The Chugach National Forest Avalanche Information Center is a collaborative effort between the US Forest Service and non-profit Friends of the Chugach National Forest Avalanche Information Center. It is the only government agency in the state of Alaska that produces backcountry recreational avalanche advisories, warnings, and public education. The forecasting team of Kevin Wright, Wendy Wagner, Graham Predeger, and Alex Mclain work throughout the winter to produce the highest quality avalanche information for the public. CNFAIC’s mission is to increase avalanche awareness for winter recreationists in Turnagain and Summit Lake through advisories and public education.
Highly skilled and trained professionals, as well as lifelong backcountry enthusiasts, during the winter months CNFAIC staff head into the field almost daily to bring you the up-to-date information. Intermittent advisories will be produced for the next two weeks. A daily advisory schedule will begin on November 17. Check the website at www.cnfaic.org or dial the hotline at 907-754-2369 for the latest avalanche forecast. You can also follow us on Facebook or Twitter.

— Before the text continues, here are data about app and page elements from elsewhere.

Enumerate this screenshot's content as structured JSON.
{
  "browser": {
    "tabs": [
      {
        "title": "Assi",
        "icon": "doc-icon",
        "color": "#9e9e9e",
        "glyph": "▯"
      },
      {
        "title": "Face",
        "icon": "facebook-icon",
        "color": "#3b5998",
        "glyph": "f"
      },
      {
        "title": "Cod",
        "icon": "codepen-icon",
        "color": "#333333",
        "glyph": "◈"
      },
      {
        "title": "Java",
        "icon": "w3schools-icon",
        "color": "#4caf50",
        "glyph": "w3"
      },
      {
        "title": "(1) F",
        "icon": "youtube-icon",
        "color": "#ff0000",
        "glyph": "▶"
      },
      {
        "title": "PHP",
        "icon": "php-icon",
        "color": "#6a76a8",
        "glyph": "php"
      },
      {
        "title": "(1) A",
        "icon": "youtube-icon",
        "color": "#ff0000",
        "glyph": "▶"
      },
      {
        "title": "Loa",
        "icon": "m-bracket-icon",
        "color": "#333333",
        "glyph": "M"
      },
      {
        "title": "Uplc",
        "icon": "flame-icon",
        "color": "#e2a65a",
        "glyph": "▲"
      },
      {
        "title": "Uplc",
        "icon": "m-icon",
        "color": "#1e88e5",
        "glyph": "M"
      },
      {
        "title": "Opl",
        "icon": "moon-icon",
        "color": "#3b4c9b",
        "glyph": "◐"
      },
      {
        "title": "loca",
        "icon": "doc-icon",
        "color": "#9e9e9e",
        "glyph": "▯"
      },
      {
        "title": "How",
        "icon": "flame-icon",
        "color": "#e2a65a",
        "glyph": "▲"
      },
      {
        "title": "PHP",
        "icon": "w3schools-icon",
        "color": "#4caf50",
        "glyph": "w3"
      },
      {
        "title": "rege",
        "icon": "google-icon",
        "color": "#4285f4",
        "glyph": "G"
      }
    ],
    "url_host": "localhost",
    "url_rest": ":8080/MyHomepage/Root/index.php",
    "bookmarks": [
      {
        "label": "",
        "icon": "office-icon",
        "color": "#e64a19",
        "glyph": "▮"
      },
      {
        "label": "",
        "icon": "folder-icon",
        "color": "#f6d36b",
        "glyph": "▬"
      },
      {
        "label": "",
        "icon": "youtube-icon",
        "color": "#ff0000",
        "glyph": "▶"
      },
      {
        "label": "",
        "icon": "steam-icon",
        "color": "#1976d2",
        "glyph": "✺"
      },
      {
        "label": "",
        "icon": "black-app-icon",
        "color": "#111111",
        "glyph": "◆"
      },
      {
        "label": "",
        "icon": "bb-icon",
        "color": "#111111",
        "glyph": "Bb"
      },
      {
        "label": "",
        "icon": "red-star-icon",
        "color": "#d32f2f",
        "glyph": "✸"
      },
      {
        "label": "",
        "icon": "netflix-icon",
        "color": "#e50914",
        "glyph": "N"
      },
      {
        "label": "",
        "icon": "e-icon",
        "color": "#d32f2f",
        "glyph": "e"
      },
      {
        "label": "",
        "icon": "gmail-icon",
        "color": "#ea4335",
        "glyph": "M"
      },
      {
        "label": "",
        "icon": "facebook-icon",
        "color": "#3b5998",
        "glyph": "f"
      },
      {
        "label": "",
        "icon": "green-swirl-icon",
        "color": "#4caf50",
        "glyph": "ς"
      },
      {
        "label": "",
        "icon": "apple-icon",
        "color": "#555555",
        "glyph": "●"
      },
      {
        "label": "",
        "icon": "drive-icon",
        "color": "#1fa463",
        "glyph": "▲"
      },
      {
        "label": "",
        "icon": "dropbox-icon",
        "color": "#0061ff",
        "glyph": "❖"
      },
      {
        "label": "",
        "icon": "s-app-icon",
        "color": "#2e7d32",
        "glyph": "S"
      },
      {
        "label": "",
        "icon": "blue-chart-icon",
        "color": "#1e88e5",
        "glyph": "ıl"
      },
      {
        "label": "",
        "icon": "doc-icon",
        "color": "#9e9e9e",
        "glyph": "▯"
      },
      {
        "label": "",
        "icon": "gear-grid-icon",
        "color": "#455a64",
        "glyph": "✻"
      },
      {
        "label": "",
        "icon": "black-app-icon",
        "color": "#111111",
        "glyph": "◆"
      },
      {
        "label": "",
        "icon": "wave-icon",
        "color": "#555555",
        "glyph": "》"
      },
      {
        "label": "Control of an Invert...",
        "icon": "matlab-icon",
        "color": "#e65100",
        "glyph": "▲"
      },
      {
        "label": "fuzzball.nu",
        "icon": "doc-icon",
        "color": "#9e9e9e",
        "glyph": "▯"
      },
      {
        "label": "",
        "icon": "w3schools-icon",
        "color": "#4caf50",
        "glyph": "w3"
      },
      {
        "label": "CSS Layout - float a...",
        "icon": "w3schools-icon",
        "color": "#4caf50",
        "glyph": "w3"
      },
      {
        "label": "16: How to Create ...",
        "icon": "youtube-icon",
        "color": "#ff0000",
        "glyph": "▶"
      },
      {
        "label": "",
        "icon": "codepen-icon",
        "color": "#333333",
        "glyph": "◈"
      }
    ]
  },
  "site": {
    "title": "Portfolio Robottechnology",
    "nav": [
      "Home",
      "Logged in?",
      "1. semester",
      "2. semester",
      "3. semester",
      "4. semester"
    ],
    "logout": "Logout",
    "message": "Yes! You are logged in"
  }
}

The avalanche center offers free avalanche awareness education to the public. A full schedule of local avalanche education opportunities can be found on the calendar page of our website. Our free Fireside Chat lecture series begins this Thursday, November 8 at the Girdwood Ranger Station at 7 p.m. The first lecture is Introduction to Avalanche Awareness. The presentations are a great introduction for backcountry beginners and a review for seasoned winter enthusiasts.
November is Avalanche Awareness Month in the state of Alaska. We encourage everyone to tune up their avalanche skills and get into a routine of checking the avalanche forecast before heading into the mountains. When planning your winter trip into the backcountry, don't forget these safety items: shovel, beacon, probe, and KNOWLEDGE.
There is a very thin and weak early season snow cover. The snow that fell in mid-October sat under clear skies for two weeks and has turned to facets (sugar snow) with some impressive surface hoar (1-20cm) growing on top. When this 3-20" of weak snow becomes overloaded with additional snow we could see widespread avalanche activity and a rapid rise in danger.